Required work.
Look through the records and copy each line with the string "icon" in it.

Component data from apps and pages.
►

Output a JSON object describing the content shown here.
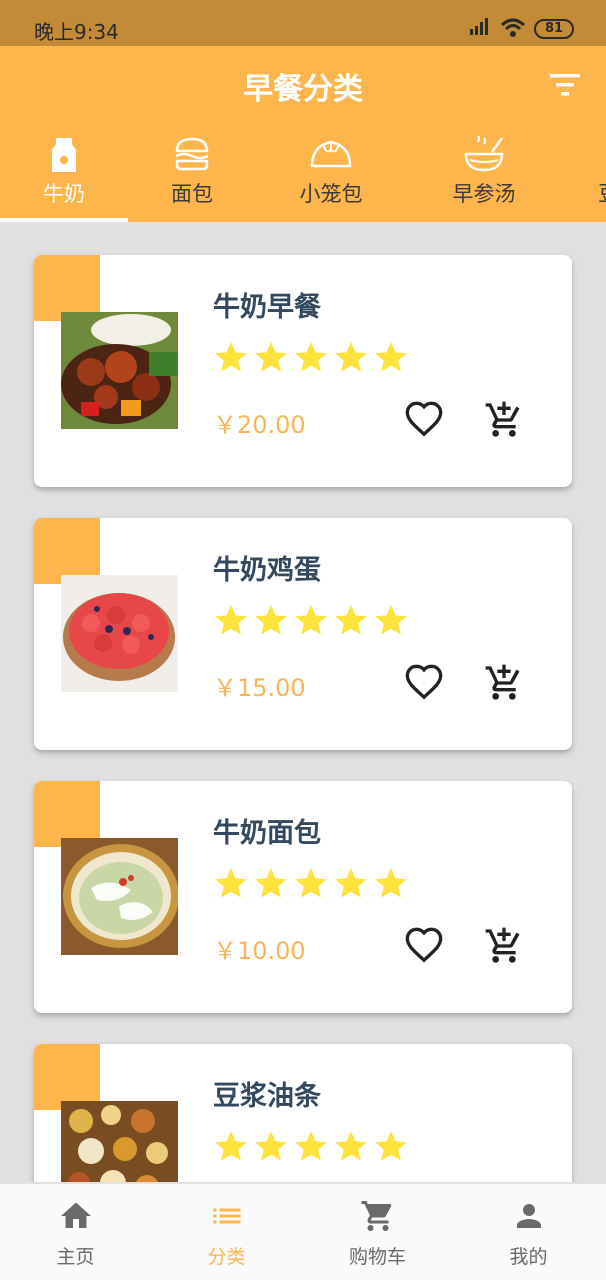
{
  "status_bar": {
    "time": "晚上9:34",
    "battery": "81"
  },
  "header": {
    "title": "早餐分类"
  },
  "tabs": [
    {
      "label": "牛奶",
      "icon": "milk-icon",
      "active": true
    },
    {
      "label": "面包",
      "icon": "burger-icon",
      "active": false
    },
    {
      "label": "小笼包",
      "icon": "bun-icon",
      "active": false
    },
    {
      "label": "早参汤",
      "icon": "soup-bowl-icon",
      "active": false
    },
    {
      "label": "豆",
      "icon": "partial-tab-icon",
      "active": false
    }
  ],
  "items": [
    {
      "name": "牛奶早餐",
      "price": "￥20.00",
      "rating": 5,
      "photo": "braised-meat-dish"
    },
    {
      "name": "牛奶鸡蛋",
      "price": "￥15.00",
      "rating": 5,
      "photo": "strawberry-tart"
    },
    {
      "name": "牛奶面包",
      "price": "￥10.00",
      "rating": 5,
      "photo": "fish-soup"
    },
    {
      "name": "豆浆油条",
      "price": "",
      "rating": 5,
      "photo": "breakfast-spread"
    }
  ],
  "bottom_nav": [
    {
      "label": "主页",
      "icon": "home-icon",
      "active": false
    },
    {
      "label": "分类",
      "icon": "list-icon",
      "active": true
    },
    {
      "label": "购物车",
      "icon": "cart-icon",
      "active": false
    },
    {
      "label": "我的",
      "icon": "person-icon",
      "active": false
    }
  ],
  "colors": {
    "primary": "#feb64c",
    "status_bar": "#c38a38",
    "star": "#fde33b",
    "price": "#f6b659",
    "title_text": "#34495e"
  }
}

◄

Result of this exercise.
      "icon": "milk-icon",
      "icon": "burger-icon",
      "icon": "bun-icon",
      "icon": "soup-bowl-icon",
      "icon": "partial-tab-icon",
      "icon": "home-icon",
      "icon": "list-icon",
      "icon": "cart-icon",
      "icon": "person-icon",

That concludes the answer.